## PROBLEM REQUIREMENTS
Output the material exactly, keeping every line intact.

## TASK MATERIAL
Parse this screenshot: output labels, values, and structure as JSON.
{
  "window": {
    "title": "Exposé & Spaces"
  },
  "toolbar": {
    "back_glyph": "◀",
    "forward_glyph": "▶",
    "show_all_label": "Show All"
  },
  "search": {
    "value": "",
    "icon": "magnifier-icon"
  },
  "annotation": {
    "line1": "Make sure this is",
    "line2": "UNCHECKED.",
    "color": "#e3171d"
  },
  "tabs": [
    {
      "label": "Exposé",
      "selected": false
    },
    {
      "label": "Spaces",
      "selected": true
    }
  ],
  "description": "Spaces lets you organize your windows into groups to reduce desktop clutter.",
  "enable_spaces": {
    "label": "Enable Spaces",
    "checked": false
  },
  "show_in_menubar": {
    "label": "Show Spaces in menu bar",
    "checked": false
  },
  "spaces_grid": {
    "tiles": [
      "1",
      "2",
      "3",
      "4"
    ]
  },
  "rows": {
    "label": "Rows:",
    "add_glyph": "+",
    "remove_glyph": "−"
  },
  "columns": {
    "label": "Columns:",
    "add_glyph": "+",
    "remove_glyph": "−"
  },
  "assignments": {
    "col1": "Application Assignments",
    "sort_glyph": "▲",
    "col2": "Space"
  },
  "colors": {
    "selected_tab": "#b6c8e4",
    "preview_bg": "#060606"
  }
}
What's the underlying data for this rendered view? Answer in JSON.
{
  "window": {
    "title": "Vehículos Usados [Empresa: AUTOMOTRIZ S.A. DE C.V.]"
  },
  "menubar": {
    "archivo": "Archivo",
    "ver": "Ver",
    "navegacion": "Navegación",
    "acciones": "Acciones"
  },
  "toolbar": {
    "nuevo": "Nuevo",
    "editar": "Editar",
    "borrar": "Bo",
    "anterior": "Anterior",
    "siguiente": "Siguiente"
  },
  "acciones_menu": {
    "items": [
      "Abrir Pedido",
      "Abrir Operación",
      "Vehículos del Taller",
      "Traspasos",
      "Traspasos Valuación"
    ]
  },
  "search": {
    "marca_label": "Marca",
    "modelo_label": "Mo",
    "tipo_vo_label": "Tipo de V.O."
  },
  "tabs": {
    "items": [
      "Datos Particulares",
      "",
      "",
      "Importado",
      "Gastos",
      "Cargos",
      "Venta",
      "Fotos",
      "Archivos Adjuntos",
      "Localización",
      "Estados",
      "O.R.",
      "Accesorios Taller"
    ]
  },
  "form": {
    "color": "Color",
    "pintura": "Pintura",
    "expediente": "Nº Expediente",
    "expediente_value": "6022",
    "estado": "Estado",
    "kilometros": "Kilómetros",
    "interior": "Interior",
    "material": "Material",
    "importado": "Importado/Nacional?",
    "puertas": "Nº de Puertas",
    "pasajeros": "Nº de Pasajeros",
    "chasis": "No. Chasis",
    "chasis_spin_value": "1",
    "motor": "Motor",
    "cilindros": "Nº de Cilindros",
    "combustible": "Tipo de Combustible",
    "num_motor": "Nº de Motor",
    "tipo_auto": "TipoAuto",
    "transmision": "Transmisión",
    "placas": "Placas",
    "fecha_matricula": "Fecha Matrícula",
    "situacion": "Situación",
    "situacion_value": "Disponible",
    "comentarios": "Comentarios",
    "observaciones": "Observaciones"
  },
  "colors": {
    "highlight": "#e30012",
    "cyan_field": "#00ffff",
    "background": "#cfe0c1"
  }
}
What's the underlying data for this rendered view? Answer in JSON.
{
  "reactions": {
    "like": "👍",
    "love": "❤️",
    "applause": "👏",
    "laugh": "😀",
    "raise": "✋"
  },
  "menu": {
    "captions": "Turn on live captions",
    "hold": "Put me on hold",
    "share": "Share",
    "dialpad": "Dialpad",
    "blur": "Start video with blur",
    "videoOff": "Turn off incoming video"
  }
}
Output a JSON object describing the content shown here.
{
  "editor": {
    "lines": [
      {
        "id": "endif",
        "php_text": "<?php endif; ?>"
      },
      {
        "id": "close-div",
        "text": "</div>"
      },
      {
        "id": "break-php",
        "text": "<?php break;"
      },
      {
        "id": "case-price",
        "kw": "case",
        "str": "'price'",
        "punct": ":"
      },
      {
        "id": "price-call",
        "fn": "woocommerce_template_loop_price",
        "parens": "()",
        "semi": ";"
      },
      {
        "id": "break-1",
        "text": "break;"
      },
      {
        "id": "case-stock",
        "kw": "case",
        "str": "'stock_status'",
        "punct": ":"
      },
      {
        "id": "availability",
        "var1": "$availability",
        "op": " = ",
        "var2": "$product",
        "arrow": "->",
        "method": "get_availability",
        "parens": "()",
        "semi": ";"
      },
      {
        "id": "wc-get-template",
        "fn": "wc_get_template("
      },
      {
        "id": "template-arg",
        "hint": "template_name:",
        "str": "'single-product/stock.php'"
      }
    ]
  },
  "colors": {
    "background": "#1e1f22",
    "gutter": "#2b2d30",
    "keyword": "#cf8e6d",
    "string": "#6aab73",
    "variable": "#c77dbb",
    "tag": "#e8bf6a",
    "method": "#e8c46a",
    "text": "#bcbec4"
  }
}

## OUTPUT
Parse this screenshot: output labels, values, and structure as JSON.
{
  "window": {
    "title": "Exposé & Spaces"
  },
  "toolbar": {
    "back_glyph": "◀",
    "forward_glyph": "▶",
    "show_all_label": "Show All"
  },
  "search": {
    "value": "",
    "icon": "magnifier-icon"
  },
  "annotation": {
    "line1": "Make sure this is",
    "line2": "UNCHECKED.",
    "color": "#e3171d"
  },
  "tabs": [
    {
      "label": "Exposé",
      "selected": false
    },
    {
      "label": "Spaces",
      "selected": true
    }
  ],
  "description": "Spaces lets you organize your windows into groups to reduce desktop clutter.",
  "enable_spaces": {
    "label": "Enable Spaces",
    "checked": false
  },
  "show_in_menubar": {
    "label": "Show Spaces in menu bar",
    "checked": false
  },
  "spaces_grid": {
    "tiles": [
      "1",
      "2",
      "3",
      "4"
    ]
  },
  "rows": {
    "label": "Rows:",
    "add_glyph": "+",
    "remove_glyph": "−"
  },
  "columns": {
    "label": "Columns:",
    "add_glyph": "+",
    "remove_glyph": "−"
  },
  "assignments": {
    "col1": "Application Assignments",
    "sort_glyph": "▲",
    "col2": "Space"
  },
  "colors": {
    "selected_tab": "#b6c8e4",
    "preview_bg": "#060606"
  }
}
What's the underlying data for this rendered view? Answer in JSON.
{
  "window": {
    "title": "Vehículos Usados [Empresa: AUTOMOTRIZ S.A. DE C.V.]"
  },
  "menubar": {
    "archivo": "Archivo",
    "ver": "Ver",
    "navegacion": "Navegación",
    "acciones": "Acciones"
  },
  "toolbar": {
    "nuevo": "Nuevo",
    "editar": "Editar",
    "borrar": "Bo",
    "anterior": "Anterior",
    "siguiente": "Siguiente"
  },
  "acciones_menu": {
    "items": [
      "Abrir Pedido",
      "Abrir Operación",
      "Vehículos del Taller",
      "Traspasos",
      "Traspasos Valuación"
    ]
  },
  "search": {
    "marca_label": "Marca",
    "modelo_label": "Mo",
    "tipo_vo_label": "Tipo de V.O."
  },
  "tabs": {
    "items": [
      "Datos Particulares",
      "",
      "",
      "Importado",
      "Gastos",
      "Cargos",
      "Venta",
      "Fotos",
      "Archivos Adjuntos",
      "Localización",
      "Estados",
      "O.R.",
      "Accesorios Taller"
    ]
  },
  "form": {
    "color": "Color",
    "pintura": "Pintura",
    "expediente": "Nº Expediente",
    "expediente_value": "6022",
    "estado": "Estado",
    "kilometros": "Kilómetros",
    "interior": "Interior",
    "material": "Material",
    "importado": "Importado/Nacional?",
    "puertas": "Nº de Puertas",
    "pasajeros": "Nº de Pasajeros",
    "chasis": "No. Chasis",
    "chasis_spin_value": "1",
    "motor": "Motor",
    "cilindros": "Nº de Cilindros",
    "combustible": "Tipo de Combustible",
    "num_motor": "Nº de Motor",
    "tipo_auto": "TipoAuto",
    "transmision": "Transmisión",
    "placas": "Placas",
    "fecha_matricula": "Fecha Matrícula",
    "situacion": "Situación",
    "situacion_value": "Disponible",
    "comentarios": "Comentarios",
    "observaciones": "Observaciones"
  },
  "colors": {
    "highlight": "#e30012",
    "cyan_field": "#00ffff",
    "background": "#cfe0c1"
  }
}
What's the underlying data for this rendered view? Answer in JSON.
{
  "reactions": {
    "like": "👍",
    "love": "❤️",
    "applause": "👏",
    "laugh": "😀",
    "raise": "✋"
  },
  "menu": {
    "captions": "Turn on live captions",
    "hold": "Put me on hold",
    "share": "Share",
    "dialpad": "Dialpad",
    "blur": "Start video with blur",
    "videoOff": "Turn off incoming video"
  }
}
Output a JSON object describing the content shown here.
{
  "editor": {
    "lines": [
      {
        "id": "endif",
        "php_text": "<?php endif; ?>"
      },
      {
        "id": "close-div",
        "text": "</div>"
      },
      {
        "id": "break-php",
        "text": "<?php break;"
      },
      {
        "id": "case-price",
        "kw": "case",
        "str": "'price'",
        "punct": ":"
      },
      {
        "id": "price-call",
        "fn": "woocommerce_template_loop_price",
        "parens": "()",
        "semi": ";"
      },
      {
        "id": "break-1",
        "text": "break;"
      },
      {
        "id": "case-stock",
        "kw": "case",
        "str": "'stock_status'",
        "punct": ":"
      },
      {
        "id": "availability",
        "var1": "$availability",
        "op": " = ",
        "var2": "$product",
        "arrow": "->",
        "method": "get_availability",
        "parens": "()",
        "semi": ";"
      },
      {
        "id": "wc-get-template",
        "fn": "wc_get_template("
      },
      {
        "id": "template-arg",
        "hint": "template_name:",
        "str": "'single-product/stock.php'"
      }
    ]
  },
  "colors": {
    "background": "#1e1f22",
    "gutter": "#2b2d30",
    "keyword": "#cf8e6d",
    "string": "#6aab73",
    "variable": "#c77dbb",
    "tag": "#e8bf6a",
    "method": "#e8c46a",
    "text": "#bcbec4"
  }
}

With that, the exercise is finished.